TASK DIRECTIONS:
Take the entries below and reproduce them word for word.

Data about app and page elements
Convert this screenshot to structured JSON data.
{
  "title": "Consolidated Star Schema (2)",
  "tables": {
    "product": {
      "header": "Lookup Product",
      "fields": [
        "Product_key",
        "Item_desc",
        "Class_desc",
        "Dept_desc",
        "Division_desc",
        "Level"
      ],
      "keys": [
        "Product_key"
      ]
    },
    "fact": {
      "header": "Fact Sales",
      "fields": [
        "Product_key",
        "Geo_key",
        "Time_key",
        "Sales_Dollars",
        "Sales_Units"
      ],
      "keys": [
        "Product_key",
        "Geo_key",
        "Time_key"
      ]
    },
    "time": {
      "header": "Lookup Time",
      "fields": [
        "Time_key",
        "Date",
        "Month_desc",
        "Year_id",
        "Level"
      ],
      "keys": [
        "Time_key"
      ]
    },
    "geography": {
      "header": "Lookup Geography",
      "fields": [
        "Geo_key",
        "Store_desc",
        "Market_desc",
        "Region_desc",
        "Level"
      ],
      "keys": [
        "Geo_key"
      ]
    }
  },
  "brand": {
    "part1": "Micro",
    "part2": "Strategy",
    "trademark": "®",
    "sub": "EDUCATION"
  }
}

OUTPUT:
Convert this screenshot to structured JSON data.
{
  "title": "Consolidated Star Schema (2)",
  "tables": {
    "product": {
      "header": "Lookup Product",
      "fields": [
        "Product_key",
        "Item_desc",
        "Class_desc",
        "Dept_desc",
        "Division_desc",
        "Level"
      ],
      "keys": [
        "Product_key"
      ]
    },
    "fact": {
      "header": "Fact Sales",
      "fields": [
        "Product_key",
        "Geo_key",
        "Time_key",
        "Sales_Dollars",
        "Sales_Units"
      ],
      "keys": [
        "Product_key",
        "Geo_key",
        "Time_key"
      ]
    },
    "time": {
      "header": "Lookup Time",
      "fields": [
        "Time_key",
        "Date",
        "Month_desc",
        "Year_id",
        "Level"
      ],
      "keys": [
        "Time_key"
      ]
    },
    "geography": {
      "header": "Lookup Geography",
      "fields": [
        "Geo_key",
        "Store_desc",
        "Market_desc",
        "Region_desc",
        "Level"
      ],
      "keys": [
        "Geo_key"
      ]
    }
  },
  "brand": {
    "part1": "Micro",
    "part2": "Strategy",
    "trademark": "®",
    "sub": "EDUCATION"
  }
}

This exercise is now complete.